Excerpted data Block Start
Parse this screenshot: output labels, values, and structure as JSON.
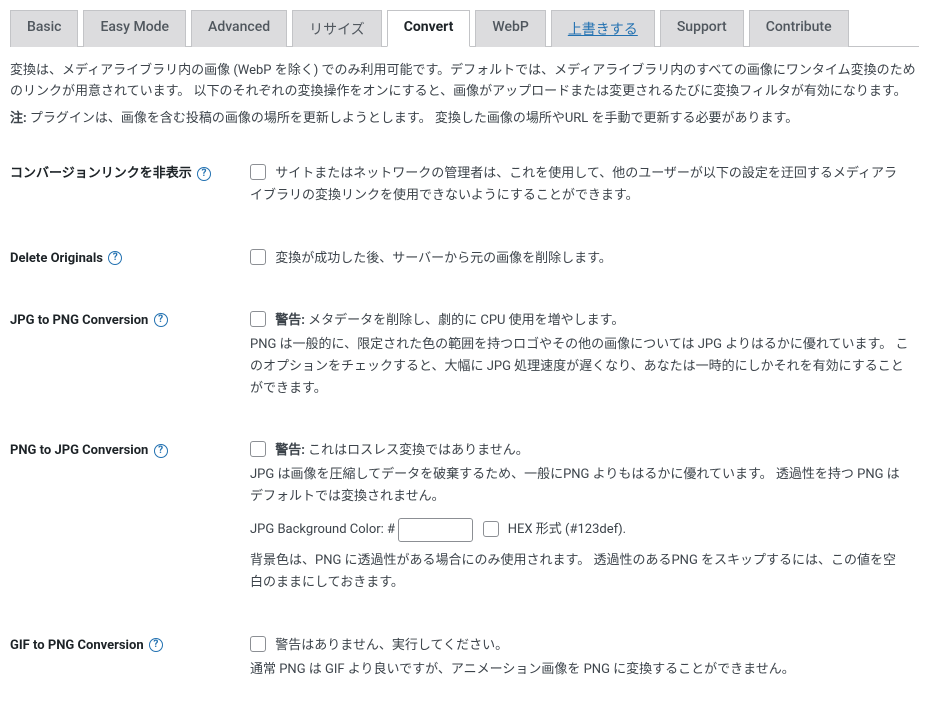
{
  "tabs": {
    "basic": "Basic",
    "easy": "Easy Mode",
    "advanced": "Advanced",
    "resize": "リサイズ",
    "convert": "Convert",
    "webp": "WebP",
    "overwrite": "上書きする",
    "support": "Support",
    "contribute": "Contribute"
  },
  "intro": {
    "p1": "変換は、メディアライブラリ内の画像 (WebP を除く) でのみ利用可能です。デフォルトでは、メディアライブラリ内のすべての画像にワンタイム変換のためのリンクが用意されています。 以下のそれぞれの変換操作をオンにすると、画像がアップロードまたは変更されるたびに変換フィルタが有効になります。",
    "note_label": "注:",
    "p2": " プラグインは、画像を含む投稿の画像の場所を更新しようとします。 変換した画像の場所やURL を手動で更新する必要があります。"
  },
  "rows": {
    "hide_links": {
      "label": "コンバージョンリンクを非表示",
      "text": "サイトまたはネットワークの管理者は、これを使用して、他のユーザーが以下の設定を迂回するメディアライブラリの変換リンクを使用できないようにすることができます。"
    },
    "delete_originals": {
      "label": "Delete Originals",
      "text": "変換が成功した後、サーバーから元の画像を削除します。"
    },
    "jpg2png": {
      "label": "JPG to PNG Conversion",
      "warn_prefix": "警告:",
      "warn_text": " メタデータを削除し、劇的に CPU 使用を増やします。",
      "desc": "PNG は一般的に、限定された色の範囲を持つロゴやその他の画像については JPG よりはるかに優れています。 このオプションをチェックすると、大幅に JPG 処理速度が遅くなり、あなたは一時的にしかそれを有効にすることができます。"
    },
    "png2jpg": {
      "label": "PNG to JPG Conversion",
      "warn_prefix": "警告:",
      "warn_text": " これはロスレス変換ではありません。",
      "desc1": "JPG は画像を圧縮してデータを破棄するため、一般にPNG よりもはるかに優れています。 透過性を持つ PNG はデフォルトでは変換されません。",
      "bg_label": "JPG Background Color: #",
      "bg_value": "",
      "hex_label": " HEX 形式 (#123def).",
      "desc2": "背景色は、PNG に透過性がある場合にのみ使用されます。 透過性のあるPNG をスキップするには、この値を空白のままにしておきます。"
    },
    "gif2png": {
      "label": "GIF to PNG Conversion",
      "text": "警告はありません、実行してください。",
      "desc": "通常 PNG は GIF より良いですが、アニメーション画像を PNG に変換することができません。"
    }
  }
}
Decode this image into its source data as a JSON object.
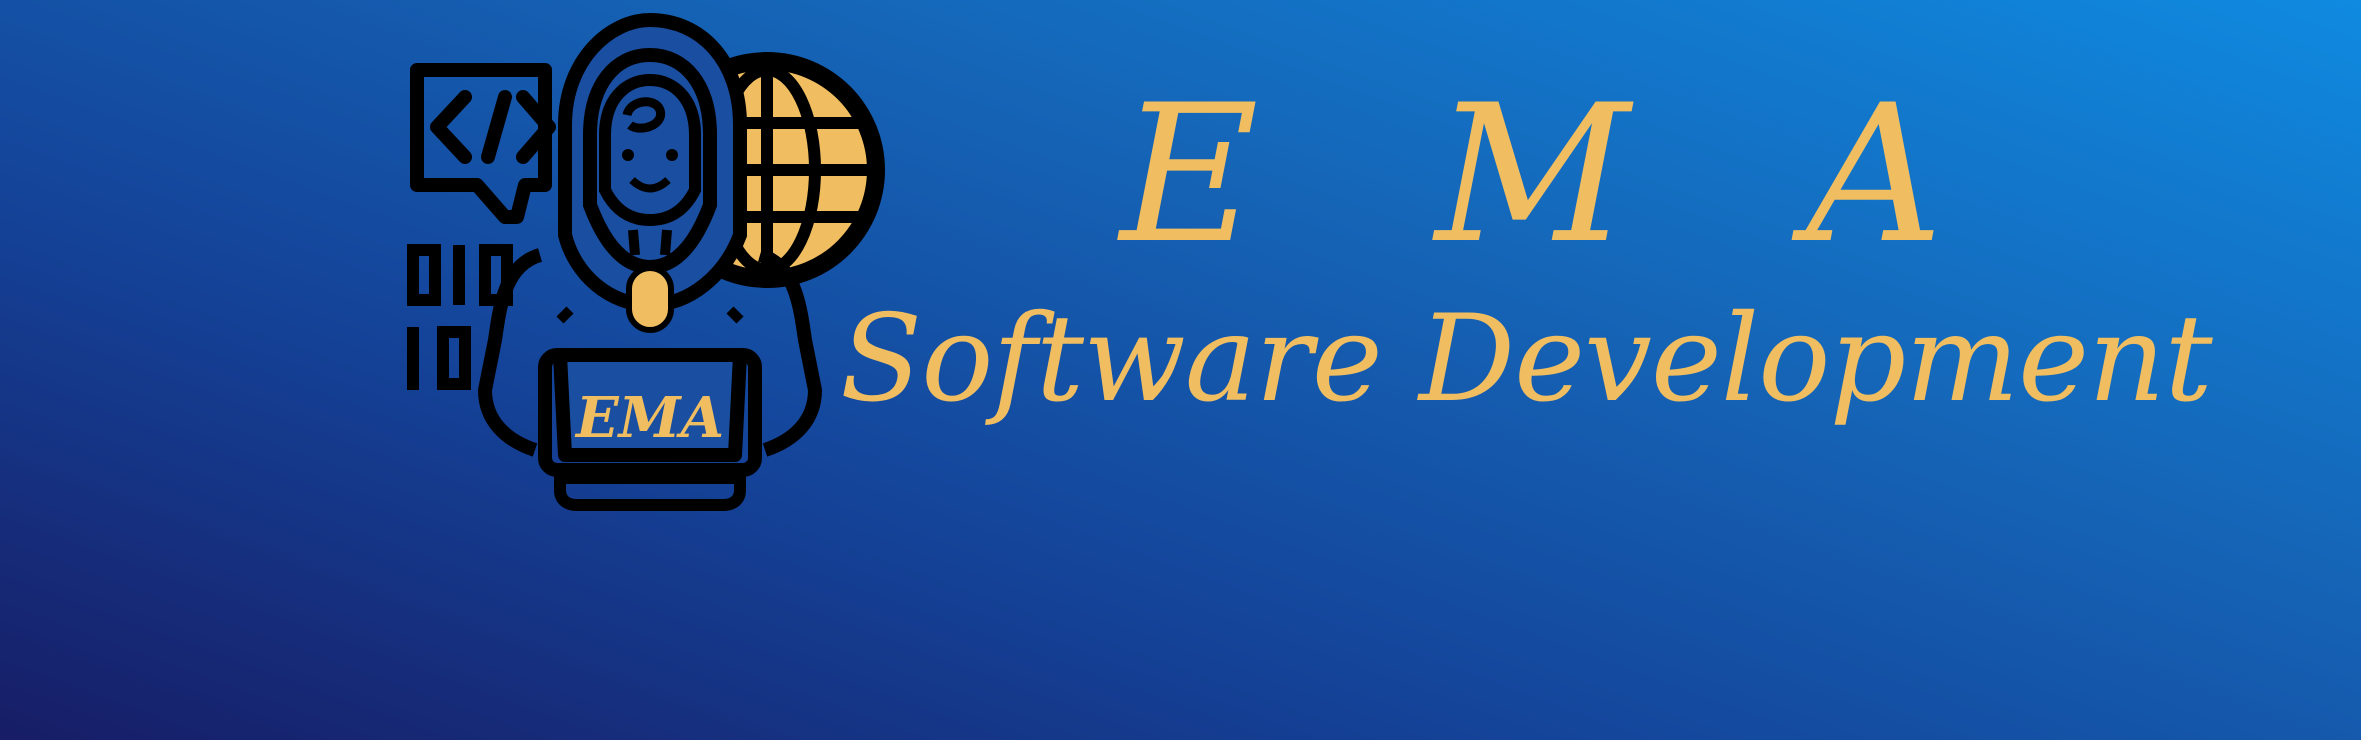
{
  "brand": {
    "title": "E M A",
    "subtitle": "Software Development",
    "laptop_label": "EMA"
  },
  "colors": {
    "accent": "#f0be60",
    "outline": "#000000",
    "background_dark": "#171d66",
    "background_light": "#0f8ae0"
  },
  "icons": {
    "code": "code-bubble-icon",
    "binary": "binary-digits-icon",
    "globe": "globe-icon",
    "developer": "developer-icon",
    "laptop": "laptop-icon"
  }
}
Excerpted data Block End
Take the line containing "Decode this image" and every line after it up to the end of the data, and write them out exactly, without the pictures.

Decode this image into its source data as a JSON object.
{
  "brand": {
    "title": "E M A",
    "subtitle": "Software Development",
    "laptop_label": "EMA"
  },
  "colors": {
    "accent": "#f0be60",
    "outline": "#000000",
    "background_dark": "#171d66",
    "background_light": "#0f8ae0"
  },
  "icons": {
    "code": "code-bubble-icon",
    "binary": "binary-digits-icon",
    "globe": "globe-icon",
    "developer": "developer-icon",
    "laptop": "laptop-icon"
  }
}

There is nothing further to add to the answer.